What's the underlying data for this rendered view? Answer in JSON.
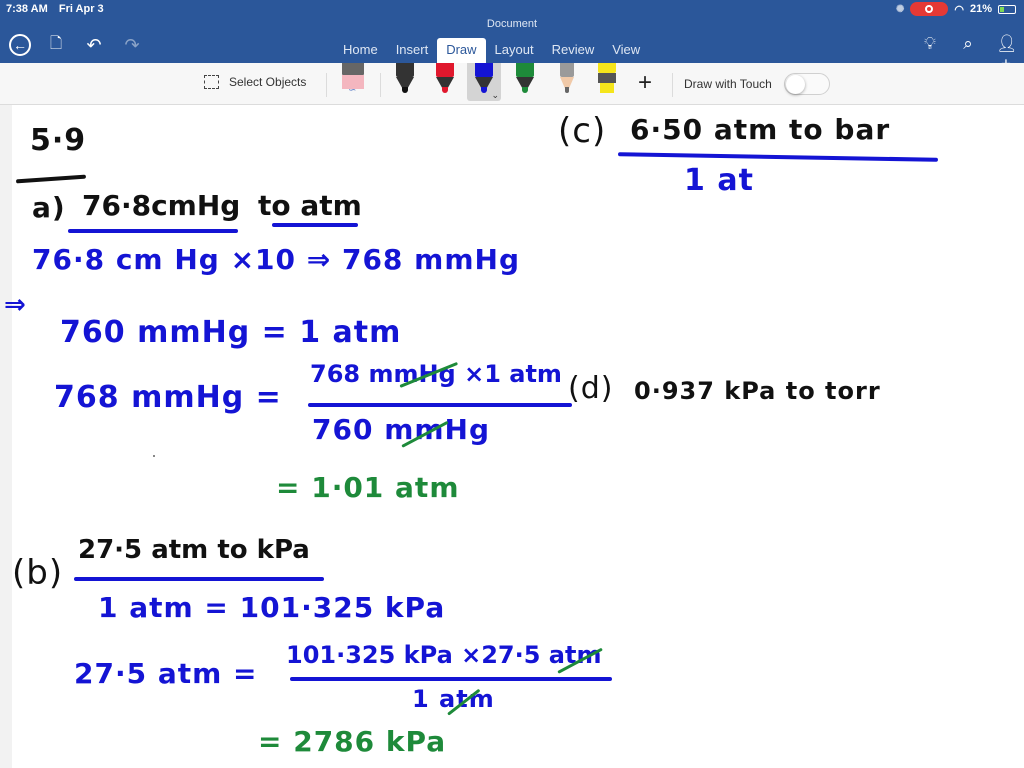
{
  "status_bar": {
    "time": "7:38 AM",
    "date": "Fri Apr 3",
    "battery": "21%"
  },
  "window": {
    "title": "Document"
  },
  "tabs": [
    {
      "label": "Home",
      "active": false
    },
    {
      "label": "Insert",
      "active": false
    },
    {
      "label": "Draw",
      "active": true
    },
    {
      "label": "Layout",
      "active": false
    },
    {
      "label": "Review",
      "active": false
    },
    {
      "label": "View",
      "active": false
    }
  ],
  "icons": {
    "back": "back-arrow-icon",
    "file": "file-icon",
    "undo": "undo-icon",
    "redo": "redo-icon",
    "lightbulb": "lightbulb-icon",
    "search": "search-icon",
    "share": "add-person-icon"
  },
  "ribbon": {
    "select_objects": "Select Objects",
    "draw_with_touch": "Draw with Touch",
    "draw_with_touch_on": false,
    "pens": [
      {
        "name": "eraser",
        "color": "#f4b6bf"
      },
      {
        "name": "black-pen",
        "color": "#111111"
      },
      {
        "name": "red-pen",
        "color": "#e0182d"
      },
      {
        "name": "blue-pen",
        "color": "#1414d4",
        "selected": true
      },
      {
        "name": "green-pen",
        "color": "#1e8a3a"
      },
      {
        "name": "pencil",
        "color": "#9a9a9a"
      },
      {
        "name": "highlighter",
        "color": "#f5e51b"
      }
    ]
  },
  "colors": {
    "brand": "#2b579a",
    "ink_black": "#111111",
    "ink_blue": "#1414d4",
    "ink_green": "#1e8a3a"
  },
  "notes": {
    "heading": "5·9",
    "part_a": {
      "label": "a)",
      "prompt_1": "76·8cmHg",
      "prompt_2": "to atm",
      "line1": "76·8 cm Hg ×10 ⇒ 768 mmHg",
      "arrow": "⇒",
      "line2": "760 mmHg = 1 atm",
      "lhs": "768 mmHg =",
      "numerator": "768 mmHg ×1 atm",
      "denominator": "760 mmHg",
      "result": "= 1·01 atm"
    },
    "part_b": {
      "label": "(b)",
      "prompt": "27·5 atm to kPa",
      "line1": "1 atm = 101·325 kPa",
      "lhs": "27·5 atm =",
      "numerator": "101·325 kPa ×27·5 atm",
      "denominator": "1 atm",
      "result": "= 2786 kPa"
    },
    "part_c": {
      "label": "(c)",
      "prompt": "6·50 atm to bar",
      "line1": "1 at"
    },
    "part_d": {
      "label": "(d)",
      "prompt": "0·937 kPa to torr"
    }
  }
}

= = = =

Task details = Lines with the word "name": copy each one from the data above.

Problem solution =
        "name": "eraser",
        "name": "black-pen",
        "name": "red-pen",
        "name": "blue-pen",
        "name": "green-pen",
        "name": "pencil",
        "name": "highlighter",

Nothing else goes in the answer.